There are generally hazards associated with working in many industries. Below is an interesting article submitted on the risks associated to working in the mining industry
On-the-Job Risks of Mining
Many people are aware that the mining profession can be very dangerous, if only due to news stories about mining catastrophes — you may remember the trapped Chilean miner incident from a few years ago. However, not as many people are aware that, major catastrophes aside, there are still many on-the-job risks of mining, from minor accidents to ongoing health hazards.
During the past 25 years, there have been increased safety regulations, safer machinery developments and more training and education initiatives for miners. These practices have significantly improved the prevention culture in the industry, which has led to fewer accidents. But that doesn’t change the fact that mining is still a dangerous profession.
Before discussing potential accidents and the health risks of mining, it is important to consider the average miner’s work shift. Typically, a miner works a 12-hour shift underground. Most miners work in one- to two-week stints with only a day or two off during that period. Because many mining operations are in remote locations, miners often have to remain at a mining camp for months at a time before returning home. The schedule requires stamina, good health and top-notch psychological strength.
Cave-ins are one of the most common underground mining accidents. They can take place for a number of reasons, including the following:
- The result of the gradual sinking of land
- Unsecured underground mineshaft walls and ceilings
- Cracks in the shaft floor and walls, as a result of excessive excavation, which can lead to a weakening of the whole structure
Floods are a big risk for both underground and above-ground mining sites. They can come about because of ground water ingress or uncontrolled surface runoff, such as flash flooding following heavy rains. Floods can compromise the stability of pit walls, bringing about a collapse that kills miners and wrecks equipment.
A methane gas buildup can lead to an explosion in a coal mine. As such, a work area must be properly ventilated in order to reduce gas pocket formation. Coal mining equipment must be monitored on a regular basis to look for faults that can cause sparks and set off explosions.

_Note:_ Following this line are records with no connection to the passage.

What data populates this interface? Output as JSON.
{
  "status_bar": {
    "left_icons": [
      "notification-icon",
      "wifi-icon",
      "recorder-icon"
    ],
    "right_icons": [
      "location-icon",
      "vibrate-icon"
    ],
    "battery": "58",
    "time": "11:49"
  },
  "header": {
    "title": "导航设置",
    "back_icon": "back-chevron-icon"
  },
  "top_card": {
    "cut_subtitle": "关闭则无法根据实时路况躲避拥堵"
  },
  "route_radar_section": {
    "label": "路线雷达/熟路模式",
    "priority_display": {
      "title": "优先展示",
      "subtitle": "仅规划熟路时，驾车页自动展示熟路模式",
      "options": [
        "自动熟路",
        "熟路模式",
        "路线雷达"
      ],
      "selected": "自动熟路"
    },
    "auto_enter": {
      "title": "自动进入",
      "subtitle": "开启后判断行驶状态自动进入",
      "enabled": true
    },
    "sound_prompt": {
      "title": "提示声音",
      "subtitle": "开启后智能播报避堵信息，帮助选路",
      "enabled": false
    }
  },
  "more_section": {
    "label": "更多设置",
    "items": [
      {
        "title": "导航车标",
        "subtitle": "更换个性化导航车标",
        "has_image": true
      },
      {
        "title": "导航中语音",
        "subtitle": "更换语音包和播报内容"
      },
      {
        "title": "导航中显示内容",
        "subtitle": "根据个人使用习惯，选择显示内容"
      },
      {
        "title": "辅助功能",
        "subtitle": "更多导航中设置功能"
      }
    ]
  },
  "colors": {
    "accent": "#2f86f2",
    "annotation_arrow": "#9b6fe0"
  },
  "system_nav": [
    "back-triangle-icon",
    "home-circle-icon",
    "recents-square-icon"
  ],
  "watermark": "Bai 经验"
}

Chemicals are used in mines to transform ores from a natural state into usable commodities. When chemicals are not stored properly and/or miners do not adhere to safety procedures, accidents happen. It is also critical for miners who work with these chemicals to have appropriate ventilation to reduce the incidence of inhaling hazardous dust and fumes – these dangerous substances can result in long-term physical damage.

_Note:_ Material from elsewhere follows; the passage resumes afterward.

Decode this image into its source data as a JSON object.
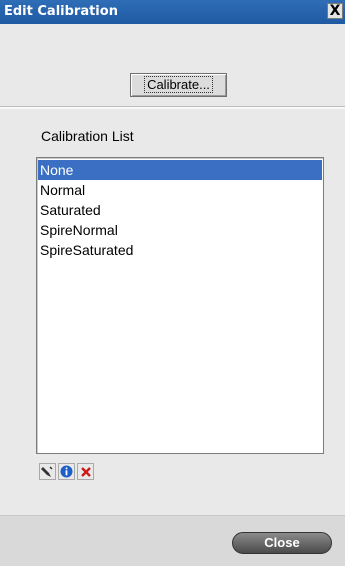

Mining crews must use heavy electrical equipment that poses severe threats, including industrial machines, drills and lighting. If the mining environment is damp, workers are highly susceptible to electrocution. Worn plugs and cables can also trigger explosions.
There are a number of reasons that fires can occur in mines, including faulty electrical connections, gas leaks and flammable chemical spills. Coal mines contain a number of combustible products, some of which can ignite at very low temperatures. Coal itself poses a serious hazard. Solid or uncut coal requires high temperatures to ignite, but coal dust ignites quite easily, which can have devastating effects. The presence of methane in underground mines also heightens the risk of both fires and explosions, as it can ignite or spontaneously combust.

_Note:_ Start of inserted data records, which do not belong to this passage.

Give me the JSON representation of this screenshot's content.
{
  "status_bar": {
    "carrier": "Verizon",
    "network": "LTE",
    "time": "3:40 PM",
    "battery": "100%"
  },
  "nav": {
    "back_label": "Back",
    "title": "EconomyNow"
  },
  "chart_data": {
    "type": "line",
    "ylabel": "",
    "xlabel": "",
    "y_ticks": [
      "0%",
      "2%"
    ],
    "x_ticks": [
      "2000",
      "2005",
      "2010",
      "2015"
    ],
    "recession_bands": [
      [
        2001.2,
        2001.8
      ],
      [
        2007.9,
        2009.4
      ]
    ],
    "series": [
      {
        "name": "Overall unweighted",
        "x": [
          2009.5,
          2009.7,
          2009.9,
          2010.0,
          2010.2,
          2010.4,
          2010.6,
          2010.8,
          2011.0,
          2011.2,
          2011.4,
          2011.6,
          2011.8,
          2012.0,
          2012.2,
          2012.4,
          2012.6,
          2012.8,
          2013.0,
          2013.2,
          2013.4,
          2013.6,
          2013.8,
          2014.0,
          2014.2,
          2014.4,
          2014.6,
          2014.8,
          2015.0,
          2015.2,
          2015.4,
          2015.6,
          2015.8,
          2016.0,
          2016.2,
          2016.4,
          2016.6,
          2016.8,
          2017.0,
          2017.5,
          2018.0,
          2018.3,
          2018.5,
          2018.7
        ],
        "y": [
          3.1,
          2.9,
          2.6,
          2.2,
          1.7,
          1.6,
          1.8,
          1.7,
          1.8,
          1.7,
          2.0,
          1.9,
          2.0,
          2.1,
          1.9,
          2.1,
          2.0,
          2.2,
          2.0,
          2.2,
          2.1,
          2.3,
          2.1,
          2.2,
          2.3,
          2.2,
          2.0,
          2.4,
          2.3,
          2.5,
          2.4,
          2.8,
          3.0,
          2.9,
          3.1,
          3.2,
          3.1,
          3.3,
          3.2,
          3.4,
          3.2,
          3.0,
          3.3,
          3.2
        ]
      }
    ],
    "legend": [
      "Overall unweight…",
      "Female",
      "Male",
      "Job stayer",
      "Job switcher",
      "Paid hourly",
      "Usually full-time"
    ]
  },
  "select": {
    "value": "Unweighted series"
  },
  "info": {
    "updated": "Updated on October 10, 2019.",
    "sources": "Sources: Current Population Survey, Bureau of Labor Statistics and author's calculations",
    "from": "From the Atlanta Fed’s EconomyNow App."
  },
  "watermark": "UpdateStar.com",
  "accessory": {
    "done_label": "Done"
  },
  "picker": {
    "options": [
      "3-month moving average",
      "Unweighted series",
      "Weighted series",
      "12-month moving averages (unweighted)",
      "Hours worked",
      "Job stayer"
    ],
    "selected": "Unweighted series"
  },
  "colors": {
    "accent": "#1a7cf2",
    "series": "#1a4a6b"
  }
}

One of the top on-the-job health risks of mining is dust. Blasting and drilling leave very fine mineral dust particles in the air that can accumulate in the lungs. This buildup can lead to pneumoconiosis. A disabling, irreversible form of this condition known as silicosis can develop when a miner inhales large quantities of quartz or crystalline silica. Another common form of the disease for miners is black lung disease. Pneumoconiosis can cause fibrosis, which is the scarring of the lungs.
Radon, an odorless radioactive gas, is associated with multiple kinds of underground mining. Long-term radon exposure can lead to lung cancer.
Mining welding fumes consist of vaporized molten metal. Long-term excessive exposure can result in pneumoconiosis, respiratory tract irritation and systemic poisoning.
Mercury is a heavy metal that’s present in some organic mineral compounds found in mines. The quantity varies slightly depending on the given mine. Workers can inhale or swallow mercury or absorb it through their skin. Even minimal exposure can result in significant poisoning. Mercury poisoning symptoms include mouth ulcers, weakness, tremors, bleeding gums, nausea, loose teeth, headaches, abdominal pain, cardiac weakness and diarrhea.
Mining processes are inevitably noisy. Mining equipment, including crushers, drills and engines, that lets off unfiltered noise can cause short-term or permanent hearing loss, eardrum rupture or compromised speech.
A quarter of all mining injuries that result in employees taking time off include back injuries from shoveling and lifting, as well as slips and falls.
There are a number of modern safety precautions that have greatly decreased or even eliminated exposure to all of the previously mentioned risks — black lung disease, which can be deadly, has been almost completely eradicated. These precautions include respirators, ventilation systems and ear protectors. They have substantially lowered the number of injuries and fatalities from the recorded totals of the late 20th century.
It is still important to remember that miners face constant exposure to roof falls, moving machinery, fires and explosions. There are different types of mines, such as metal, non-metal and coal mines, but many of the dangers remain the same across multiple environments.
Author Bio: Carol Sabovik is the Marketing Manager of TPC Wire & Cable Corp. in Macedonia, OH.